It’s becoming increasingly popular for musical artists to blast Apple’s iTunes Store. The most recent example of someone too busy worrying about Apple and not devoting enough time to his craft is Pete Townshend, vocalist, songwriter, and guitarist for The Who.
Last Monday, Townshead called Apple’s iTunes a “digital vampire” in that it sucks the profits out of the music industry and doesn’t put enough of it into the hands of the artists who create it.
Townshend said that faced with the Internet’s demolition of established copyright protections, iTunes should offer some of the services to artists that record labels and music publishers used to provide. These include employing talents scouts, giving space to allow bands to stream their music and paying smaller artists directly rather than through a third party aggregator.
What Townshead fails to grasp is that iTunes saved the music industry from rampant piracy by offering users an easy, and more importantly, legal way for them to download music. I remember being in college when Napster first came on the scene and, let me tell you, it was like the Wild West back then. Everyone quickly amassed music libraries filled with thousands upon thousands of songs they didn’t pay for. It was easy, cheap, and as glib as it sounds, everyone was doing it.

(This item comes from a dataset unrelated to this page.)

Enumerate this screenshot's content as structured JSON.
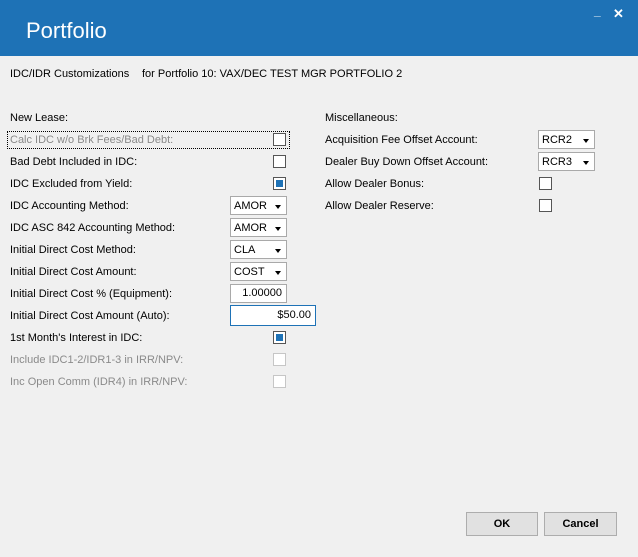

The advent of the iTunes Music Store changed the dynamics of the music industry. For the first time, users could easily search for and download their favorite songs for an affordable $0.99. That said, iTunes, more than any other online music venture, has operated to help resurrect the legal walls surrounding copyrighted music online.
As for Apple employing talent scouts and the like, well, that’s just not Apple’s forte. Apple isn’t and will never be in the business of discovering new talent. Now it may highlight a new talent it deems worthy enough of its iTunes Music splash page, but Apple works to showcase musical talent, not discover it.
“It would be better if music lovers treated music like food, and paid for every helping, rather than only when it suited them,” Townshead said. “Why can’t music lovers just pay for music rather than steal it?”
And yes, it’s not as if iTunes is and or ever was a cure-all. P2P sites may not be as popular as they once were, but finding songs online is still doable. Hell, you can go to YouTube and listen to nearly every copyrighted song ever released.
If Townshead thinks things are bad now, I can only imagine what he’d say in a world without the iTunes Music Store.